* Given information *
|---|

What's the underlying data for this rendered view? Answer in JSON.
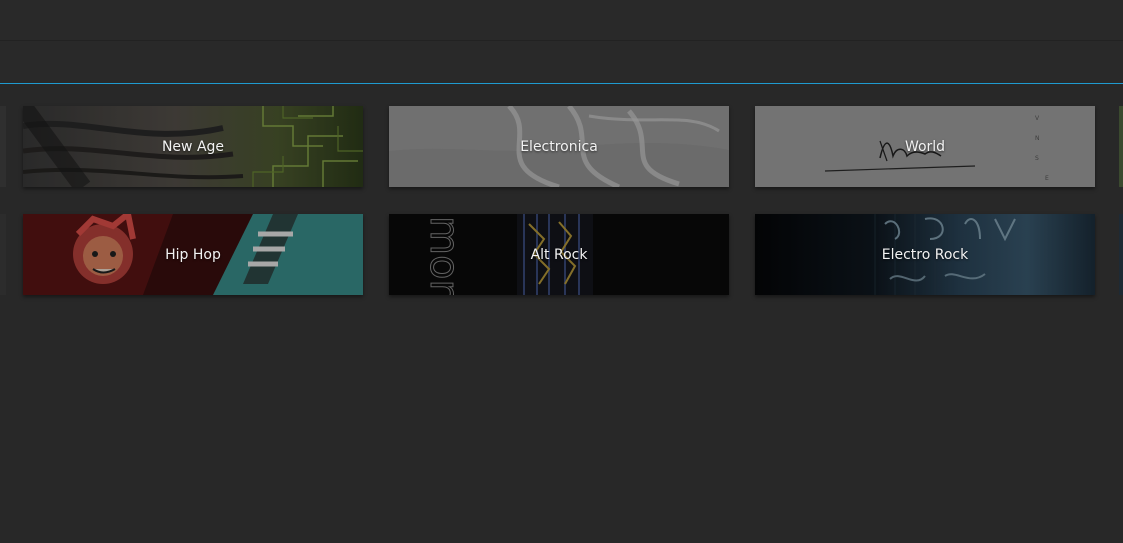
{
  "genres": [
    {
      "label": "New Age"
    },
    {
      "label": "Electronica"
    },
    {
      "label": "World"
    },
    {
      "label": "Hip Hop"
    },
    {
      "label": "Alt Rock"
    },
    {
      "label": "Electro Rock"
    }
  ],
  "art_text": {
    "alt_rock": "mor"
  },
  "colors": {
    "background": "#282828",
    "accent_line": "#1f9bd0"
  }
}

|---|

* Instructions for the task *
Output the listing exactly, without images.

* Response area *
What's the underlying data for this rendered view? Answer in JSON.
{
  "genres": [
    {
      "label": "New Age"
    },
    {
      "label": "Electronica"
    },
    {
      "label": "World"
    },
    {
      "label": "Hip Hop"
    },
    {
      "label": "Alt Rock"
    },
    {
      "label": "Electro Rock"
    }
  ],
  "art_text": {
    "alt_rock": "mor"
  },
  "colors": {
    "background": "#282828",
    "accent_line": "#1f9bd0"
  }
}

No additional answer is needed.